# Find all the local maximum values and local minimum values of the function $$f(x)=\sin 2x-x, -\large\frac{\pi}{2} < x < \large\frac{\pi}{2}$$

Toolbox:
• $f$ is said to have a maximum value in $I$ , if there exist a point c in I such that $f(c) \geq f (x)$ for all $x \in I$.The number $f( c)$ is called the maximum value of f in I and the point c is called a point of maximum value of f in I
• $f$ is said to have a minimum value in $I$ , if there exist a point $c$ in I such that $f(c) \leq f (x)$ for all $x \in I$.The number $f(c)$ is called the minimum value of f in I and the point $c$ in this case is called a point of minimum value of $f$ in I
• $f$ is said to have a extreme value in $I$ , if there exist a point $c$ in I such that f(c) is either a maximum value or minimum value of $f$ in $I$. The number $f (c)$ in this case is called the extreme value of $f$ in $I$ and the point $c$ is called the extreme point.
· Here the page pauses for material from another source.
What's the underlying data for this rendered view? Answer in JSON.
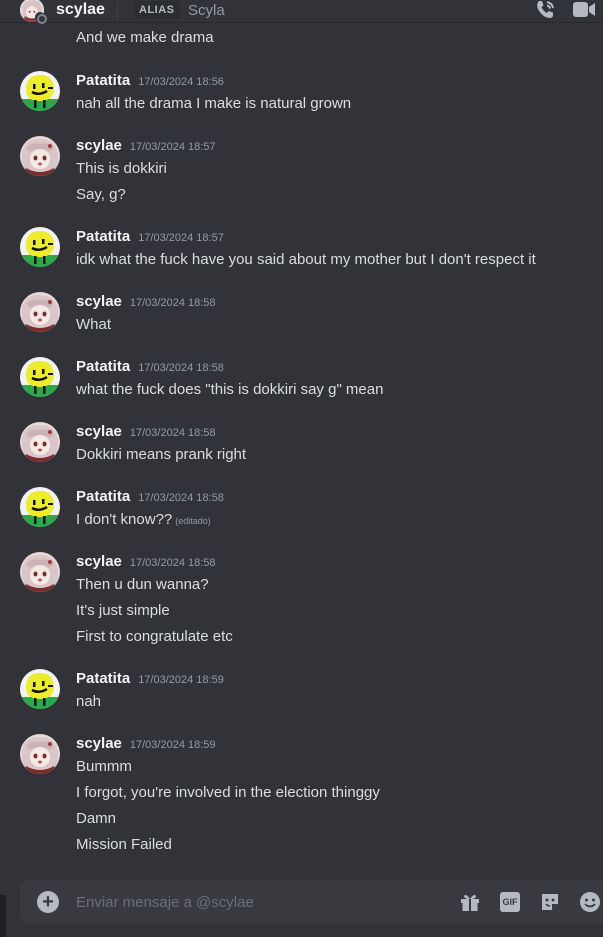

Step 1:
Let $f(x)=\sin 2x-x,\large\frac{-\pi}{2}$$\leq x\leq \large\frac{\pi}{2} Differentiating w.r.t x f'(x)=2\cos 2x-1=0 \cos 2x=\large\frac{1}{2} \cos 2x=\cos\large\frac{\pi}{3}$$,\cos(-\large\frac{\pi}{3})$
$\Rightarrow 2x=\large\frac{\pi}{3},-\frac{\pi}{3}$
$x=\large\frac{\pi}{6},\frac{-\pi}{6}$
Step 2:
Consider $x=-\large\frac{\pi}{6}$
Case (i) when $x < -\large\frac{\pi}{6}\Rightarrow$$2x <-\large\frac{\pi}{3} -2x < \large\frac{\pi}{3} \cos (-2x) < \cos\large\frac{\pi}{3} (\cos x is decreasing when 0 < x < \pi) \cos 2x < \large\frac{1}{2} \Rightarrow 2\cos 2x < 1 2\cos 2x-1 < 0 f'(x) < 0 Step 3: Case (ii) when x > \large\frac{\pi}{6} -2x > \large\frac{\pi}{3} \cos (-2x) > \cos\large\frac{\pi}{3} (\cos x is decreasing when 0 < x < \pi) \cos 2x > \large\frac{1}{2} \Rightarrow 2\cos 2x > 1 2\cos 2x-1 > 0 f'(x) > 0 Since f'(x) changes sign from -ve to +ve. When it passes through x=-\large\frac{\pi}{6} x=-\large\frac{\pi}{6} is a point of local minima. Local minimum value f(-\large\frac{\pi}{6}) \Rightarrow \sin 2(-\large\frac{\pi}{6})-(\large\frac{-\pi}{6}) \Rightarrow -\sin\large\frac{\pi}{3}+\frac{\pi}{6} \Rightarrow \large\frac{\sqrt 3}{2}+\frac{\pi}{6} \Rightarrow \large\frac{\pi-3\sqrt 3}{6} Step 4: Consider x=\large\frac{\pi}{6} Case (i):When x < \large\frac{\pi}{6} \Rightarrow 2x < \large\frac{\pi}{3} \cos 2x > \large\frac{1}{2} (\cos x decreasing when 0 < x < \pi) 2\cos 2x <1\Rightarrow 2\cos 2x-1 <0 f'(x) >0 Step 5: Case (ii) When x > \large\frac{\pi}{6} \Rightarrow 2x > \large\frac{\pi}{3} \cos 2x < \large\frac{1}{2} (\cos x decreasing when 0 < x < \pi) 2\cos 2x <1\Rightarrow 2\cos 2x-1 <0 f'(x) >0 Since f'(x) changes sign from +ve to -ve when it passes through x=\large\frac{\pi}{6} \therefore x=\large\frac{\pi}{6} is a point of local maxima. Local maximum value f(\large\frac{\pi}{6})$$=\sin 2(\large\frac{\pi}{6})-\frac{\pi}{6}$
$\Rightarrow \sin\large\frac{\pi}{3}-\frac{\pi}{6}$
$\Rightarrow \large\frac{\sqrt 3}{2}-\frac{\pi}{6}$